I’ve come close, but I haven’t. I would love to. I feel so feeble as a bass player compared to the really great guys. I’m going deep into Chili Pepper world right now, but I really want to keep working on jazz, and hopefully by the time this Chili Pepper tour ends, I’ll be ready to play some serious jazz.
The one thing I always feel good about myself as a musician is that I have my own unique way of feeling music. Everybody does, but I feel like the one thing that really helped me was learning how to embrace mine. Maybe it was good that I never had any academic instruction in the beginning, because I just went with what I felt. Now I just want to learn the rules, and the only reason I want them is so I can break them. If you’re not breaking free of something, you’re not really free. It’s exciting. It’s a delicate balance to have that knowledge base and still be able to emote musically.
Studying can only do you good. Everyone who is great studied in one way or another whether they just studied from records, but they studied. What’s something you’re listening to these days?
Lately I’ve really been into J Dilla, a hip-hop producer who died when he was pretty young. His way of putting together samples, his synth playing, and his sense of melody, rhythmic movement, and counterpoint were phenomenal. His music touches me deeply, particularly the Ruff Draft EP and Shining and Jay Stay Paid. I still listen to a lot of Bach, Beethoven chamber music, Billy Holiday, and a lot of jazz, especially trumpet players like Lee Morgan, Freddie Hubbard, Kenny Dorham, Fats Navarro, Louie Armstrong, of course. And all the Charlie Parker records. I’m really into this Aphex Twin series called Analord.
Of course, my favorite electric bass player is Squarepusher. I love listening to him. He hasn’t been breaking out the virtuoso bass playing lately.

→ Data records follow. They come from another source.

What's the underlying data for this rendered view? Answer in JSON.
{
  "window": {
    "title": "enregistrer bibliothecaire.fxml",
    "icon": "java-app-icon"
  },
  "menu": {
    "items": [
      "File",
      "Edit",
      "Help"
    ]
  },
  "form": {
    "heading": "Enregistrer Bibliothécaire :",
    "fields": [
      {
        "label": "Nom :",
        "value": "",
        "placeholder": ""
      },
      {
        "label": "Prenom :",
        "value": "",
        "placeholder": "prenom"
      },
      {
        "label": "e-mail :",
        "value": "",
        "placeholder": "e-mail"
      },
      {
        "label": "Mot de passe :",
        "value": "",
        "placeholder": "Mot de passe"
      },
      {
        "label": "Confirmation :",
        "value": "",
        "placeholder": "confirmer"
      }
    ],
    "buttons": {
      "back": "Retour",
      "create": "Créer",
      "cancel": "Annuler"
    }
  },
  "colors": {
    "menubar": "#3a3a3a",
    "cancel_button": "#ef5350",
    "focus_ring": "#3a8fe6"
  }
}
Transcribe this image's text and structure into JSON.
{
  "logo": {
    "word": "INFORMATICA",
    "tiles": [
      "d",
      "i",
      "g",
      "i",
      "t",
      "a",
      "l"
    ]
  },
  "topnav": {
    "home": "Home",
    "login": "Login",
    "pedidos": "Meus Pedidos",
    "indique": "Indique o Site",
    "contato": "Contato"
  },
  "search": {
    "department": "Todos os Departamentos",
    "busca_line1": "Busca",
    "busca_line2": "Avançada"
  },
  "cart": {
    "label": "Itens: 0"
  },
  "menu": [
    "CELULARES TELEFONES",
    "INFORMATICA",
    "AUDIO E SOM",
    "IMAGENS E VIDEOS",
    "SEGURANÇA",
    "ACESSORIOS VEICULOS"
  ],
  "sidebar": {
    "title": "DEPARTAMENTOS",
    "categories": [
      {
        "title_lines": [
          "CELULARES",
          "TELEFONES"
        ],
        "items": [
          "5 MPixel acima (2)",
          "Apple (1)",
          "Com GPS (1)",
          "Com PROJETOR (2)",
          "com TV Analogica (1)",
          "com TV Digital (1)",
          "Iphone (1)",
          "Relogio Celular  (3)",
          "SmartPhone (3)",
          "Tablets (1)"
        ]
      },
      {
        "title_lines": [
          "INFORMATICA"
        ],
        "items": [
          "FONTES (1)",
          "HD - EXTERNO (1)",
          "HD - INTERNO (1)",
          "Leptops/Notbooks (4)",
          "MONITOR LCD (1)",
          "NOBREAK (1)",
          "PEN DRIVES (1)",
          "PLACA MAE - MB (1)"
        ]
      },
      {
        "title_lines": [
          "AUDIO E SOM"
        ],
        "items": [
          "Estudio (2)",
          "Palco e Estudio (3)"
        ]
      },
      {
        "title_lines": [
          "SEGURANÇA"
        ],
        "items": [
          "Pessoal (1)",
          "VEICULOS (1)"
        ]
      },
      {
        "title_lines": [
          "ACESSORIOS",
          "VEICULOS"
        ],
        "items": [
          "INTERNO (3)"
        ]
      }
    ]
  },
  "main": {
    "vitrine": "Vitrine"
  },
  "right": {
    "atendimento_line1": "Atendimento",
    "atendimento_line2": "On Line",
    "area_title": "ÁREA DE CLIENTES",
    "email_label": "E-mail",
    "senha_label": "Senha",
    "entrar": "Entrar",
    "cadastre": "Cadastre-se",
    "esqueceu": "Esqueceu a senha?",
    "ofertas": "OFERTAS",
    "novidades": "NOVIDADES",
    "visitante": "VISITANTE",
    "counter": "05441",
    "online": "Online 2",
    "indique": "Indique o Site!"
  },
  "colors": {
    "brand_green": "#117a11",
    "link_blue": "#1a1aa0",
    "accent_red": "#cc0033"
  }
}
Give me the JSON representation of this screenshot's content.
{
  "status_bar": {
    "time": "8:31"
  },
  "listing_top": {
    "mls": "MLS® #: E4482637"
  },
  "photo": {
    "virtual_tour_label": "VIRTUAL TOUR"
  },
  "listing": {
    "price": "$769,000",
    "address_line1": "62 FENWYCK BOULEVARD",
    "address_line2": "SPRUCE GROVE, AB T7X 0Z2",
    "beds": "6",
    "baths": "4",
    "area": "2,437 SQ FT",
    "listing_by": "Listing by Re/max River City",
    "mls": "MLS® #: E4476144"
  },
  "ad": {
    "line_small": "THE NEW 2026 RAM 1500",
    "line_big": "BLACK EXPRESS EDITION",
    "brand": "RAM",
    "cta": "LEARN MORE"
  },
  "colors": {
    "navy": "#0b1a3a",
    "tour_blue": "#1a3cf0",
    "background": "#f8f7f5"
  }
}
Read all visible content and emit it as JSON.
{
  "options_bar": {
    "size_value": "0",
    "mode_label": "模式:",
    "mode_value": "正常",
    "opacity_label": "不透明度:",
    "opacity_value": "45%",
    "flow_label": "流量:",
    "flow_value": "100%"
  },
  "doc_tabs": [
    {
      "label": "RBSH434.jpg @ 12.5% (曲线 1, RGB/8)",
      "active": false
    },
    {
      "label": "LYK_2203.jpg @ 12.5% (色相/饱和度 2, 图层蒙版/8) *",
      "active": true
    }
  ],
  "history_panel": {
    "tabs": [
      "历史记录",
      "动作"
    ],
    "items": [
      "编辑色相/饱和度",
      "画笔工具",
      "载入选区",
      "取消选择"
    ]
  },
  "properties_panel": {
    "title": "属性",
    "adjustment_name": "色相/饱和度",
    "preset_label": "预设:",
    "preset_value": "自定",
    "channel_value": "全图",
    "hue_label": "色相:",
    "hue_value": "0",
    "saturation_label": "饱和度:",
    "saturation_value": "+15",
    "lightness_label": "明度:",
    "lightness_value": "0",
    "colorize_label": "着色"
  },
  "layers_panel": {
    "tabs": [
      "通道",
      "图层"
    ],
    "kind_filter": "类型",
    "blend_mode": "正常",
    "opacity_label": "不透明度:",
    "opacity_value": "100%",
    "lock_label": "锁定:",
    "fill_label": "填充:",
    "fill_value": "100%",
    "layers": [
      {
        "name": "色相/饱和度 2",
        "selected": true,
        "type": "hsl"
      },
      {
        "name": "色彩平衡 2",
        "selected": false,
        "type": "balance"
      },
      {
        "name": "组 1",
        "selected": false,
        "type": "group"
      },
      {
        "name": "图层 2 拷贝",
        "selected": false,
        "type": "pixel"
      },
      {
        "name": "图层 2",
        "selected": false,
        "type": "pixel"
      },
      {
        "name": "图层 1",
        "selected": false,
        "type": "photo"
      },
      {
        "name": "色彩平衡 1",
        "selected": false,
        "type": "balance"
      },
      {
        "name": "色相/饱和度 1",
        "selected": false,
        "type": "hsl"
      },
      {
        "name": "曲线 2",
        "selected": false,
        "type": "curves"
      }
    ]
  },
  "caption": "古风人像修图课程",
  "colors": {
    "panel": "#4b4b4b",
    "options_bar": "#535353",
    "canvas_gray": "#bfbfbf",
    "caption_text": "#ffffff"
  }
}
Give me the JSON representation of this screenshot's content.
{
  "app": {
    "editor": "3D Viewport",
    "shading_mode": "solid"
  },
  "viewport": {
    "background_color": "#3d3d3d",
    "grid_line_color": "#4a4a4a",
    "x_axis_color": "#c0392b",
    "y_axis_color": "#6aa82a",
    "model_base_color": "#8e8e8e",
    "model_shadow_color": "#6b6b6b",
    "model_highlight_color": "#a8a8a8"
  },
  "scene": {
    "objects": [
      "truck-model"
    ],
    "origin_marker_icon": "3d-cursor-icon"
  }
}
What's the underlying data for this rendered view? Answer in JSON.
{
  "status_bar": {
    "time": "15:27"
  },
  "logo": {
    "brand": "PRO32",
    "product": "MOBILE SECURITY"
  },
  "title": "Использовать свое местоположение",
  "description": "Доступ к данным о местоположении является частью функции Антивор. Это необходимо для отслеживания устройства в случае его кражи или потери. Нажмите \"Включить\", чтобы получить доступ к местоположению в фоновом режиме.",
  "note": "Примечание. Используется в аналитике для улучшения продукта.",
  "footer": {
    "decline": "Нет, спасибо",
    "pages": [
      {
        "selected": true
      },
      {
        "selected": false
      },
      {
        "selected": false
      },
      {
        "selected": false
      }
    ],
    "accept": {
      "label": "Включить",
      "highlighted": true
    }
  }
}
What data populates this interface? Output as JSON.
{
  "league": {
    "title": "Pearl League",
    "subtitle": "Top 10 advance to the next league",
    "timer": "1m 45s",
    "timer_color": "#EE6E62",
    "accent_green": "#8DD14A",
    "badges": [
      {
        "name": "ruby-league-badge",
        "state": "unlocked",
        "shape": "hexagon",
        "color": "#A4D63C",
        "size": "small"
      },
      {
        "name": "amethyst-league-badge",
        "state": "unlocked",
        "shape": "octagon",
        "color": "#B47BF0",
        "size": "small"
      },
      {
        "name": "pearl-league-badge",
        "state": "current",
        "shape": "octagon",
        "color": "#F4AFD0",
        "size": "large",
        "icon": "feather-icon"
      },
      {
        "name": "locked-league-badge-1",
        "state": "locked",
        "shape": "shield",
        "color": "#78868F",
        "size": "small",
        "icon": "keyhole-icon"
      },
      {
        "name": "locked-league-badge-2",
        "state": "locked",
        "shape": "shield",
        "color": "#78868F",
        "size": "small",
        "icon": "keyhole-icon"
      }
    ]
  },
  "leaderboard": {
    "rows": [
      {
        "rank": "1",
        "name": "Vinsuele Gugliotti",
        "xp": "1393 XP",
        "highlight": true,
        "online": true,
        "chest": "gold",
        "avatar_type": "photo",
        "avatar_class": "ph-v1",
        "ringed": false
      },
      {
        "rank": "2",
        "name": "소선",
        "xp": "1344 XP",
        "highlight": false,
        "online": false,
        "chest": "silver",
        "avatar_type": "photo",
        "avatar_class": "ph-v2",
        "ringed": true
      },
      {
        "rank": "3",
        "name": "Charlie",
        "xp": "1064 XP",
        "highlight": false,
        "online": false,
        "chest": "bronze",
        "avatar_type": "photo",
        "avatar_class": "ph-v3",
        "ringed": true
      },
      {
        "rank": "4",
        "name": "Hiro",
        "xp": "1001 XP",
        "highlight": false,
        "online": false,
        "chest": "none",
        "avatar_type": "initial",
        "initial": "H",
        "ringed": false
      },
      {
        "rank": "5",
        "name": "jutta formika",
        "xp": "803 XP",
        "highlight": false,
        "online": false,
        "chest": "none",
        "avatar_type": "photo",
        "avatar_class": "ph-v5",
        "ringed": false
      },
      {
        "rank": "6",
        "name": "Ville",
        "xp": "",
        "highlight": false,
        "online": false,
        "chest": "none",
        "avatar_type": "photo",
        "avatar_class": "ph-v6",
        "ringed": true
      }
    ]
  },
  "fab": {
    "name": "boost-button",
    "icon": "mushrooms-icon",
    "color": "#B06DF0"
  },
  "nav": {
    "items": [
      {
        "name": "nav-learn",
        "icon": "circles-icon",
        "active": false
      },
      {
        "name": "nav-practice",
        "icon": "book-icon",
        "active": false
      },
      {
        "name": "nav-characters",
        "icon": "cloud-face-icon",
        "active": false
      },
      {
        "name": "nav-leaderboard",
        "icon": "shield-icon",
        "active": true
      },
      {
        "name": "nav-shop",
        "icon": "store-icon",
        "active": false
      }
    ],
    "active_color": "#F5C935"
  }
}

He’s been going into a more songcraft direction, but there are some wicked solos on Shobaleader One: d'Demonstrator, the record he put out last year. He also put out a record [Solo Electric Bass, Vol. 1] that’s live in Paris and it’s just him on 6-string bass for like an hour, no machines, no nothing. It’s deep. My favorite Squarepusher record is Ultravisitor, though. He’s so good and so unique. You mentioned listening to Chili Pepper stuff. Are you very critical of your own playing?
No. I always think we can get better, but I figure what we did is what we did. During the writing process, we write the best songs we can, being the type of band that we are, then we to track and do overdubs, trying to be thoughtful and nurturing each step of the way. [When it’s done], I listen to what we did and make sure that it feels right, double-checking the mastering. You have some cool filter and fuzz effects on the album. What effects are you using?
The fuzz is the Malekko B:Assmaster. It’s the best fuzz pedal I’ve ever had for bass. Everyone likes being the B:Assmaster! [Laughs.] I can’t remember the name of the envelope filter. I used a Moogerfooger Phase Shifter, too. Is there anything you can think about anything that you feel like rapping about?
Just as a musician, I love playing music. The more that I learn about it, the more fun it is and the more I love it. It never gets tired. It constantly refreshes itself in such an exciting way if you’re willing to not be lazy. I have a lazy streak—don’t get me wrong—but I love learning during time off. It’s fun for me. And I feel so excited to get out and play live and I love the bass. It’s a great instrument.